• [Description of the task]: Please set down every entry again exactly as it stands, without the pictures.

App and web page records
□ □ □ □ □

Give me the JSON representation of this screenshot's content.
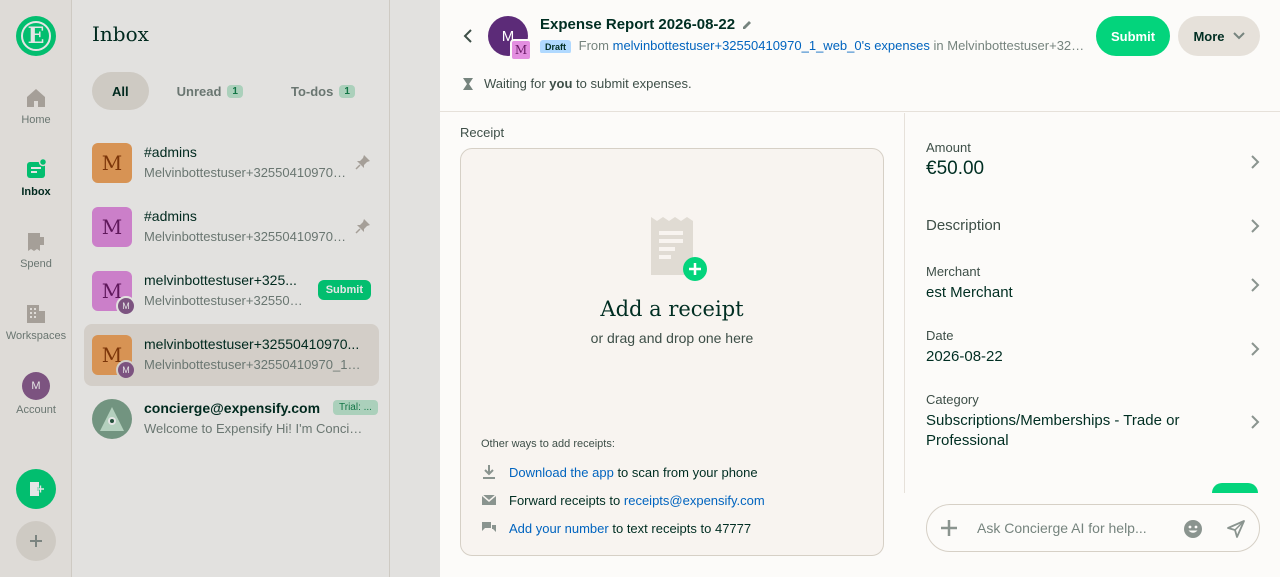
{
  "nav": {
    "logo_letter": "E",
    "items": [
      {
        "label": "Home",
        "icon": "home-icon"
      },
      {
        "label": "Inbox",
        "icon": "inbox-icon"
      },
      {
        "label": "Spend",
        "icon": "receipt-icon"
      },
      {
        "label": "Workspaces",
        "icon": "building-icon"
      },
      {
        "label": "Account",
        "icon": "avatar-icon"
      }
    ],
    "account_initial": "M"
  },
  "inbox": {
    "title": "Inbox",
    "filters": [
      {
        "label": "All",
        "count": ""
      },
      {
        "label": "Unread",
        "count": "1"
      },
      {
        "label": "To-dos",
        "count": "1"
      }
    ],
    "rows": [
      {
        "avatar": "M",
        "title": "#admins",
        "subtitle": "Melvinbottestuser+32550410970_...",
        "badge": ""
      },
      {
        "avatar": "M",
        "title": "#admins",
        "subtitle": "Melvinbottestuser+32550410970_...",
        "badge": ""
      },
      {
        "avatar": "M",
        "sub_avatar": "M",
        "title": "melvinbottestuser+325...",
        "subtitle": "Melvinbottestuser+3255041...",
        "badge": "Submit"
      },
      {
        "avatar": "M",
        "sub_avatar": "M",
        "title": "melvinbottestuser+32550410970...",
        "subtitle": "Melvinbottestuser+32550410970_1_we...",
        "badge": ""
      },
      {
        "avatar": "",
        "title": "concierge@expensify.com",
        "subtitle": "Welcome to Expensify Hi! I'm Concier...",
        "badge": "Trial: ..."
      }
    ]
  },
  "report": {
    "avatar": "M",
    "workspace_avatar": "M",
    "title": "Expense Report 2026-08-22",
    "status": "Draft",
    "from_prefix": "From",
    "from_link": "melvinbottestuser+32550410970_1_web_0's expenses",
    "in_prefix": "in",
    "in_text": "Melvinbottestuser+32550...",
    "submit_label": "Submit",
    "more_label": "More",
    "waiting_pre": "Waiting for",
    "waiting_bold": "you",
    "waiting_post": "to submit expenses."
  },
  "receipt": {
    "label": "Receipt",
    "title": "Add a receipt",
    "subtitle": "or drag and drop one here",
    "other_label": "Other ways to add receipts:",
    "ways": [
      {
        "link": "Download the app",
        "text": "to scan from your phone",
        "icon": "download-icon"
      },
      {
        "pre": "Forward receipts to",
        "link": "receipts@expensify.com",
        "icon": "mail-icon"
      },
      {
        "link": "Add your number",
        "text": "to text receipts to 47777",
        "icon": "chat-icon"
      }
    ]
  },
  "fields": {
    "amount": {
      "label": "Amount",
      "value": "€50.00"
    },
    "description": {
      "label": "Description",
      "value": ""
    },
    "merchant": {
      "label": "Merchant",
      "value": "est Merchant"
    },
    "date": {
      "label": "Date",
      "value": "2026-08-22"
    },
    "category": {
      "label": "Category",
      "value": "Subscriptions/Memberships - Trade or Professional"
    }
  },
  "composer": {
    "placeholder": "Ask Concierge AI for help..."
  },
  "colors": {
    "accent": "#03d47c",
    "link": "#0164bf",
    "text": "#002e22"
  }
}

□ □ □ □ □

• [The answer]:
Give me the JSON representation of this screenshot's content.
{
  "nav": {
    "logo_letter": "E",
    "items": [
      {
        "label": "Home",
        "icon": "home-icon"
      },
      {
        "label": "Inbox",
        "icon": "inbox-icon"
      },
      {
        "label": "Spend",
        "icon": "receipt-icon"
      },
      {
        "label": "Workspaces",
        "icon": "building-icon"
      },
      {
        "label": "Account",
        "icon": "avatar-icon"
      }
    ],
    "account_initial": "M"
  },
  "inbox": {
    "title": "Inbox",
    "filters": [
      {
        "label": "All",
        "count": ""
      },
      {
        "label": "Unread",
        "count": "1"
      },
      {
        "label": "To-dos",
        "count": "1"
      }
    ],
    "rows": [
      {
        "avatar": "M",
        "title": "#admins",
        "subtitle": "Melvinbottestuser+32550410970_...",
        "badge": ""
      },
      {
        "avatar": "M",
        "title": "#admins",
        "subtitle": "Melvinbottestuser+32550410970_...",
        "badge": ""
      },
      {
        "avatar": "M",
        "sub_avatar": "M",
        "title": "melvinbottestuser+325...",
        "subtitle": "Melvinbottestuser+3255041...",
        "badge": "Submit"
      },
      {
        "avatar": "M",
        "sub_avatar": "M",
        "title": "melvinbottestuser+32550410970...",
        "subtitle": "Melvinbottestuser+32550410970_1_we...",
        "badge": ""
      },
      {
        "avatar": "",
        "title": "concierge@expensify.com",
        "subtitle": "Welcome to Expensify Hi! I'm Concier...",
        "badge": "Trial: ..."
      }
    ]
  },
  "report": {
    "avatar": "M",
    "workspace_avatar": "M",
    "title": "Expense Report 2026-08-22",
    "status": "Draft",
    "from_prefix": "From",
    "from_link": "melvinbottestuser+32550410970_1_web_0's expenses",
    "in_prefix": "in",
    "in_text": "Melvinbottestuser+32550...",
    "submit_label": "Submit",
    "more_label": "More",
    "waiting_pre": "Waiting for",
    "waiting_bold": "you",
    "waiting_post": "to submit expenses."
  },
  "receipt": {
    "label": "Receipt",
    "title": "Add a receipt",
    "subtitle": "or drag and drop one here",
    "other_label": "Other ways to add receipts:",
    "ways": [
      {
        "link": "Download the app",
        "text": "to scan from your phone",
        "icon": "download-icon"
      },
      {
        "pre": "Forward receipts to",
        "link": "receipts@expensify.com",
        "icon": "mail-icon"
      },
      {
        "link": "Add your number",
        "text": "to text receipts to 47777",
        "icon": "chat-icon"
      }
    ]
  },
  "fields": {
    "amount": {
      "label": "Amount",
      "value": "€50.00"
    },
    "description": {
      "label": "Description",
      "value": ""
    },
    "merchant": {
      "label": "Merchant",
      "value": "est Merchant"
    },
    "date": {
      "label": "Date",
      "value": "2026-08-22"
    },
    "category": {
      "label": "Category",
      "value": "Subscriptions/Memberships - Trade or Professional"
    }
  },
  "composer": {
    "placeholder": "Ask Concierge AI for help..."
  },
  "colors": {
    "accent": "#03d47c",
    "link": "#0164bf",
    "text": "#002e22"
  }
}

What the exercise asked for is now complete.